For an injured person this can result in severe pain and incapacity, potentially long-term permanent injury, intensive rehabilitation and ongoing treatment, and major disruption to their lives.
These may include:
- Strains and strains
- Neck and back injuries
- Slip, fall and crush injuries
- Cuts, bruises, broken bones, hernia
- Occupational overuse syndrome (OOS)
Reduce the risk
Design the Task
Redesigning the task to reduce, or even eliminate the need to manually handle hazardous, awkward or heavy loads is often possible by considering:
- Delivery to point of use
- Making the loads less hazardous to handle.
Where hazardous loads still need to be handled, take action to reduce the chance of a manual handling injury.
Minimise manual handling injuries
This can be done by:
- Good workplace planning
- The use of manual handling equipment.
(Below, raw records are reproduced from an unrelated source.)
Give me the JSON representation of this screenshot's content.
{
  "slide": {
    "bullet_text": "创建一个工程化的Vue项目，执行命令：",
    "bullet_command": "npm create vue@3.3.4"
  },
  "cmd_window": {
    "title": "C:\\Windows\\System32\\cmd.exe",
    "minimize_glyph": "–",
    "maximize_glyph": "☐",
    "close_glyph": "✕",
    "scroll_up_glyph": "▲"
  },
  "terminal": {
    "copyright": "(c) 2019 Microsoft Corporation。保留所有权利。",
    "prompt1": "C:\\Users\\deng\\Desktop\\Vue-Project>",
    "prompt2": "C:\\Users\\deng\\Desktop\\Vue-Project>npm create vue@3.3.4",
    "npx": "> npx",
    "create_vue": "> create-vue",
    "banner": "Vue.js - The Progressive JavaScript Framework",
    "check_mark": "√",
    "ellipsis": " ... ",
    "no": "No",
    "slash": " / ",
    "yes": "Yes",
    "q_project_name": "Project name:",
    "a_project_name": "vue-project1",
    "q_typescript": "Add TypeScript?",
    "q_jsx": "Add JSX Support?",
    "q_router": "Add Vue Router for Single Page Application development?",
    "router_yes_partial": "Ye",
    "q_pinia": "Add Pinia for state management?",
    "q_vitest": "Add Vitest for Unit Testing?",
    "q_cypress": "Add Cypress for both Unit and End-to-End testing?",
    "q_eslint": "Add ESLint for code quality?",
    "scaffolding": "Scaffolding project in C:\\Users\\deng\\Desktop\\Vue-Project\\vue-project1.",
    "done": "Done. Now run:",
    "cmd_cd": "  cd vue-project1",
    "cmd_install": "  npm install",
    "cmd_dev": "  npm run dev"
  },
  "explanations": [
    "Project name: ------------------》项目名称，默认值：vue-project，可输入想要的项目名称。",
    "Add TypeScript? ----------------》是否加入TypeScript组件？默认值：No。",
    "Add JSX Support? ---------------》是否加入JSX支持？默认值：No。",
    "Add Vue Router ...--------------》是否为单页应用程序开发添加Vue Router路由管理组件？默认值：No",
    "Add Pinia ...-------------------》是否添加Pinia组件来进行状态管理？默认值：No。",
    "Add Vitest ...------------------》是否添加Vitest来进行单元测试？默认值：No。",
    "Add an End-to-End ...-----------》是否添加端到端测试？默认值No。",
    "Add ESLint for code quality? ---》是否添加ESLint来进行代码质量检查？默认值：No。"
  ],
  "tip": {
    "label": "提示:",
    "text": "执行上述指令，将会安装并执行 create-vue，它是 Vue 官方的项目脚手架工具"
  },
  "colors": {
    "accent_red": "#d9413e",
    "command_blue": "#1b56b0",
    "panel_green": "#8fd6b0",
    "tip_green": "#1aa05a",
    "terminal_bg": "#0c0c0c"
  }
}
Use mechanical assistance as the appropriate alternative (e.g. trolleys and adjustable height workbenches and seating)
- Employing good work practices, e.g. team lifting and lifting techniques
- Being patient and not attempting to lift something beyond your capability.
- Reduce the size and weight of loads if the item is heavy
- Bend with your knees slightly apart and keep your back straight when lifting
- Eliminate or reduce bending, twisting and reaching movements
- Push rather than pull a load on a trolley
- Prevent muscle strain by warming up before working.
The Health and Safety Executive in the UK has good guidance and a useful checklist/manual handling assessment chart (the MAC tool) to help prevent injuries.